# Problem statement
The entries follow. Copy every line in which "arrow" appears.

Segment Start: Data records

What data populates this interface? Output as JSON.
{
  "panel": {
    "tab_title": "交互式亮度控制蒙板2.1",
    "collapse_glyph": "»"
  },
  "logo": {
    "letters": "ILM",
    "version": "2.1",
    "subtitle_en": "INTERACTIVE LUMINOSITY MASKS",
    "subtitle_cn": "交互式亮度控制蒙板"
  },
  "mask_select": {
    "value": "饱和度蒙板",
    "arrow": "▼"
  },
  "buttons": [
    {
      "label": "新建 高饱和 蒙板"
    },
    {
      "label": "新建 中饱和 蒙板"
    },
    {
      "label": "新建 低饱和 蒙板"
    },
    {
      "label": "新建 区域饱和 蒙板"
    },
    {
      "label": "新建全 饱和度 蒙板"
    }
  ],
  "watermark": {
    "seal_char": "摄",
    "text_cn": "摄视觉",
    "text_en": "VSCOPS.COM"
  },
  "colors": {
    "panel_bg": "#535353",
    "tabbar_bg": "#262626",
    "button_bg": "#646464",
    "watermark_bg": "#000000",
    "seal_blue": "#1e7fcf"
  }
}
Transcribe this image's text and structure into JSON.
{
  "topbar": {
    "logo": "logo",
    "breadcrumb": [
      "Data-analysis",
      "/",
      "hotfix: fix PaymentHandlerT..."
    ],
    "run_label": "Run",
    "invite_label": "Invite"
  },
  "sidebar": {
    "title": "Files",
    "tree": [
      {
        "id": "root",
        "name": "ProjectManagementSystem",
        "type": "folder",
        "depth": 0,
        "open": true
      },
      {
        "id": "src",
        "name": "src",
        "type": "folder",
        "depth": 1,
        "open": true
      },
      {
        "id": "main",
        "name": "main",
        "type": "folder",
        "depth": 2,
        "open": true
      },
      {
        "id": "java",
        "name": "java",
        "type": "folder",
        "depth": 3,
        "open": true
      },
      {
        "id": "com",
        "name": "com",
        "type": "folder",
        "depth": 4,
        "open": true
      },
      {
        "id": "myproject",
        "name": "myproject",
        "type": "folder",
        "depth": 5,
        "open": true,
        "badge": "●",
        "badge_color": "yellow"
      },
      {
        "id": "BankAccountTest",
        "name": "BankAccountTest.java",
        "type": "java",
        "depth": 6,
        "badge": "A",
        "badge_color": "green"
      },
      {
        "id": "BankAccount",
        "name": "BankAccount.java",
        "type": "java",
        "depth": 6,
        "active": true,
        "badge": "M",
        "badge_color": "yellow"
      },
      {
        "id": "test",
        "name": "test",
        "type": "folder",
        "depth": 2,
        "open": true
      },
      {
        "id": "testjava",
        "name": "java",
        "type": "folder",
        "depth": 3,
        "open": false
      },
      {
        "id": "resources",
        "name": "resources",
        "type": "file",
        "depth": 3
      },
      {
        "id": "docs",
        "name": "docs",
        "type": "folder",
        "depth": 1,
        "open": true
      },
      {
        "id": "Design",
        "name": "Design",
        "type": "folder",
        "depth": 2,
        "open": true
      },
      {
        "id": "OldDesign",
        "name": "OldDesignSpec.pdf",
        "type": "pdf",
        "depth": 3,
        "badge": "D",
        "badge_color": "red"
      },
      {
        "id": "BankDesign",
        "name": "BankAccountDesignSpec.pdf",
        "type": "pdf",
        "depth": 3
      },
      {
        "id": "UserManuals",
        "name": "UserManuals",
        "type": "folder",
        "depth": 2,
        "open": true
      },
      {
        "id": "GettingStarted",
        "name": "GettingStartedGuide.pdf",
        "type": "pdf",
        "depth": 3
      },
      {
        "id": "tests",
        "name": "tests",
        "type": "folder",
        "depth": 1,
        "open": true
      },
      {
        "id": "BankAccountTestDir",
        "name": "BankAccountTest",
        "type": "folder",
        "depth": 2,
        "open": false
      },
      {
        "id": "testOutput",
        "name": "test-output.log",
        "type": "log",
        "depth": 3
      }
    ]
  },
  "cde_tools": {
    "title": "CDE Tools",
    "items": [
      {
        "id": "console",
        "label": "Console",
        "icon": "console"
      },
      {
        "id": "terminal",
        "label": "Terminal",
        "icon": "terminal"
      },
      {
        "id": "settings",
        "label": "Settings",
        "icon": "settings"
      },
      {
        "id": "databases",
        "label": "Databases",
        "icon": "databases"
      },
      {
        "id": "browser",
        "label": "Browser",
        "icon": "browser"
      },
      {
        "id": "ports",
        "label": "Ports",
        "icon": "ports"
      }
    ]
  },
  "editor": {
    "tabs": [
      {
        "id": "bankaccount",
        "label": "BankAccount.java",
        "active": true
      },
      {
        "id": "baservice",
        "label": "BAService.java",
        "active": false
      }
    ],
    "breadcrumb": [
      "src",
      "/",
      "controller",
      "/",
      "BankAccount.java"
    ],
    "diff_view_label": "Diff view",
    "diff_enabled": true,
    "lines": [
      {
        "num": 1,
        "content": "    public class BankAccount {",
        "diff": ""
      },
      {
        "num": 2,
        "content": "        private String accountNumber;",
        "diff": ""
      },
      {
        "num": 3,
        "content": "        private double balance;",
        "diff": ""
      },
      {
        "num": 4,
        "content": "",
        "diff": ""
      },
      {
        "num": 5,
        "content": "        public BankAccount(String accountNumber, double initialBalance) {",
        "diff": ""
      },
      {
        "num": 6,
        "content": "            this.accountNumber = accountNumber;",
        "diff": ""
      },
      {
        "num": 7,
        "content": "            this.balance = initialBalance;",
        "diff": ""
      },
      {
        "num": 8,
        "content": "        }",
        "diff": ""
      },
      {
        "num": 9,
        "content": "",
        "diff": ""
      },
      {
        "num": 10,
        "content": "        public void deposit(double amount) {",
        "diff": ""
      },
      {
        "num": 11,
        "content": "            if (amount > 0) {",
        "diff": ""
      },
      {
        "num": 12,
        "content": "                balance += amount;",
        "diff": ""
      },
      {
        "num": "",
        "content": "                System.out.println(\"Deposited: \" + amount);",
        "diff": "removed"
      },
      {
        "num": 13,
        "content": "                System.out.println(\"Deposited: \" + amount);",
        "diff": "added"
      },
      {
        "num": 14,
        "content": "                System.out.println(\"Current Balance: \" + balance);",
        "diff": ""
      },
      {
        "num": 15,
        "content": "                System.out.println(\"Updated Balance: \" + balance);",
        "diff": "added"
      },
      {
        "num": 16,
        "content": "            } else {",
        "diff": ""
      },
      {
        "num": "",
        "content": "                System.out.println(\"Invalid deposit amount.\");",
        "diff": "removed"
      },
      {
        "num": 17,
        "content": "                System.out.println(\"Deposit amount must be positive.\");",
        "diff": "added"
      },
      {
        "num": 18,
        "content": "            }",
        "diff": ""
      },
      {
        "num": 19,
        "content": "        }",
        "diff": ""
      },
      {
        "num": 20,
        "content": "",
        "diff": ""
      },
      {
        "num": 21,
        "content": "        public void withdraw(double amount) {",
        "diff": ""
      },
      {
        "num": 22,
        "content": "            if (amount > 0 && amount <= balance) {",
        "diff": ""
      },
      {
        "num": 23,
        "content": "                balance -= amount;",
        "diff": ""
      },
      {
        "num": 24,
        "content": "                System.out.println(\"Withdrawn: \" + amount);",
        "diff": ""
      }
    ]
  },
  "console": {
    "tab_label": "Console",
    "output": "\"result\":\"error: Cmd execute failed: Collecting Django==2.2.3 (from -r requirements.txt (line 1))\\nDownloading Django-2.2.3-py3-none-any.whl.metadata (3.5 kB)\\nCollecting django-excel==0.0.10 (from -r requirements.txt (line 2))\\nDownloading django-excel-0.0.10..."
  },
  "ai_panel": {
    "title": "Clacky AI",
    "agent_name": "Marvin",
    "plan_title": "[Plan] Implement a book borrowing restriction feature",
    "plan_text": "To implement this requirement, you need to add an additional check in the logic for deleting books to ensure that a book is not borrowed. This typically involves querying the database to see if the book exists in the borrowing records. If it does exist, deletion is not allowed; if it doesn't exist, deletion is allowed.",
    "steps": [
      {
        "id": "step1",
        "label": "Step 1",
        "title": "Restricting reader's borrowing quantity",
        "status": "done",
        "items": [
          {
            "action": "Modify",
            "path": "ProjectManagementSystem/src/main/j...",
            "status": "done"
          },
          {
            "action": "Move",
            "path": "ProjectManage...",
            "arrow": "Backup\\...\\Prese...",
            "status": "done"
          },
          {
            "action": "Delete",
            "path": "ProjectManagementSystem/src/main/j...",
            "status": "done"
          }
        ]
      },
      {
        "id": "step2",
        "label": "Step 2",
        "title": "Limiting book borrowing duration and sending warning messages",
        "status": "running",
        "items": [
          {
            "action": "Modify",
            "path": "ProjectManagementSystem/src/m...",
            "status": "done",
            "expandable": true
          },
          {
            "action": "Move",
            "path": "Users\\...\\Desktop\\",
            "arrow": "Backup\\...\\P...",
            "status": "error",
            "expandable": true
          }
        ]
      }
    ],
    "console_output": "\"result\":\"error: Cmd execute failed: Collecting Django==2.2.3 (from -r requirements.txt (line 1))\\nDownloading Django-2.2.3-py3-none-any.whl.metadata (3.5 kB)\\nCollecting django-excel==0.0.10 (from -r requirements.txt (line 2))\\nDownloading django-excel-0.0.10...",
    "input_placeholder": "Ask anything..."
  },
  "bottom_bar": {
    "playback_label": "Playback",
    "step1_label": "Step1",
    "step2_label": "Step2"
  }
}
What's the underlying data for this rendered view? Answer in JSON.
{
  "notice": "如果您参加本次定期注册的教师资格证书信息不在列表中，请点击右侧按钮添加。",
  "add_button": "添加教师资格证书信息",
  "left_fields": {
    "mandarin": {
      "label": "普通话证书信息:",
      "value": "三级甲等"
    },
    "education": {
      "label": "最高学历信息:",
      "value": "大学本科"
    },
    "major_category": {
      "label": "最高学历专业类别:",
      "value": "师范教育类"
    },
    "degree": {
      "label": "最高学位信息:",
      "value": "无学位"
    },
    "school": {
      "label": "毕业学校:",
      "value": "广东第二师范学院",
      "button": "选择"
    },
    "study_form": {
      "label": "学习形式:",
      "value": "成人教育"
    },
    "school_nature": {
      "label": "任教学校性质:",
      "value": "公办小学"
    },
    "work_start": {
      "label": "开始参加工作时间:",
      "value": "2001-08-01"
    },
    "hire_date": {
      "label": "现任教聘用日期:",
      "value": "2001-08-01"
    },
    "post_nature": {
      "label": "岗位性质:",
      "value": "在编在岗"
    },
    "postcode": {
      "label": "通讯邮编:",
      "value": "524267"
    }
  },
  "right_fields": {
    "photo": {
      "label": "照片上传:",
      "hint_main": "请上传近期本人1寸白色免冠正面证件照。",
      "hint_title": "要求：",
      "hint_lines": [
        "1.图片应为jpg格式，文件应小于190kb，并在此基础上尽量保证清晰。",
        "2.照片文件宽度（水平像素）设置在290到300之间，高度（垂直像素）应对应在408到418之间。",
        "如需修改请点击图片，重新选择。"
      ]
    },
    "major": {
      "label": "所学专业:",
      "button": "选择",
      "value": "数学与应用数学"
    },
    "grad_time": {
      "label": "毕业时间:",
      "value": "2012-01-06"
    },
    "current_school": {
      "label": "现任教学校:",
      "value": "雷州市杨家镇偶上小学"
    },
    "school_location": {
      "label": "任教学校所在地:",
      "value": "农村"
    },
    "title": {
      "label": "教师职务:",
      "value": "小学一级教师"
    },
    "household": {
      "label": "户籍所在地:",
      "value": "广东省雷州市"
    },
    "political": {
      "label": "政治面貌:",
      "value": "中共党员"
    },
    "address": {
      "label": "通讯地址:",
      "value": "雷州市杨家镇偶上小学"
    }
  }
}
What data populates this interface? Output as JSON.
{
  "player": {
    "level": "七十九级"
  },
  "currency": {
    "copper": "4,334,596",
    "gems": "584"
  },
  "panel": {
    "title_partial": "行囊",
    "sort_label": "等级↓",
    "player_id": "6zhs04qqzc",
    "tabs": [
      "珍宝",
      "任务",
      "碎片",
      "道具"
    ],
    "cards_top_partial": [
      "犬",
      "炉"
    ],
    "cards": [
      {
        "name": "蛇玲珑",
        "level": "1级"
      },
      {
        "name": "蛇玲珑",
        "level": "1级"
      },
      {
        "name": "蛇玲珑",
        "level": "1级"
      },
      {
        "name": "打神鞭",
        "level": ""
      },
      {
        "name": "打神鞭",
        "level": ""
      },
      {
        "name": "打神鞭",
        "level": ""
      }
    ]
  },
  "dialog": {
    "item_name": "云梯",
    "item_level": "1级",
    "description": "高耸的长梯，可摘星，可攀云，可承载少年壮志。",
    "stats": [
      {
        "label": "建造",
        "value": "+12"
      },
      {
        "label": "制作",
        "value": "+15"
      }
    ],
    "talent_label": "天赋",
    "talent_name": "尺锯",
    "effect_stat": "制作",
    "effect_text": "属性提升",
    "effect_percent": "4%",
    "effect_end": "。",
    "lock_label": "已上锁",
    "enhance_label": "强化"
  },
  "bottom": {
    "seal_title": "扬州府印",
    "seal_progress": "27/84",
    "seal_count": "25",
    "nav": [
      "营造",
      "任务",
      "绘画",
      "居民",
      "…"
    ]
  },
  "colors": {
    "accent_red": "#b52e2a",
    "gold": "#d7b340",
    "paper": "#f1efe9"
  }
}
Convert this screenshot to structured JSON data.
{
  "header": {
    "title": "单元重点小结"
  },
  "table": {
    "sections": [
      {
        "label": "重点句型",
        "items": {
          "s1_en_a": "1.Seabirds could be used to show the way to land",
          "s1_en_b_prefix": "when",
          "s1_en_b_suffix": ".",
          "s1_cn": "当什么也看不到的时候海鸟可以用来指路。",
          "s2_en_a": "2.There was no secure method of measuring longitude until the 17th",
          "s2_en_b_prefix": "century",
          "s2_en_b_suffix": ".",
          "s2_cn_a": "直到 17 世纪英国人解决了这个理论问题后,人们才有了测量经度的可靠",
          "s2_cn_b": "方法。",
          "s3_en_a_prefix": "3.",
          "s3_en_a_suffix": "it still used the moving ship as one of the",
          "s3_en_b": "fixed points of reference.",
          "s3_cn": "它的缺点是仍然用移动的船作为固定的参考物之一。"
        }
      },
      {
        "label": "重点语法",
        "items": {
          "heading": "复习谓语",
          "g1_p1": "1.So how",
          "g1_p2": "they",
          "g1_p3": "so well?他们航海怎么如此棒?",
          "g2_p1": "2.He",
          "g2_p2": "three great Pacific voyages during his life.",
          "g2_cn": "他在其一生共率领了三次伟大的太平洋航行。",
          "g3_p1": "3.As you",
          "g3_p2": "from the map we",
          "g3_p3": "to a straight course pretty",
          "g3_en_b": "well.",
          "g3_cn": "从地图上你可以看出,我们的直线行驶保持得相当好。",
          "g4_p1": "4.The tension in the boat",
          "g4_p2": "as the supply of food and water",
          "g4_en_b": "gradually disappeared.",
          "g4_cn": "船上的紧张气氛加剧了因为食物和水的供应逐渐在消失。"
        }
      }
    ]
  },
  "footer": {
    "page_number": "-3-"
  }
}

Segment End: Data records

# Solution for this exercise
    "arrow": "▼"
            "arrow": "Backup\\...\\Prese...",
            "arrow": "Backup\\...\\P...",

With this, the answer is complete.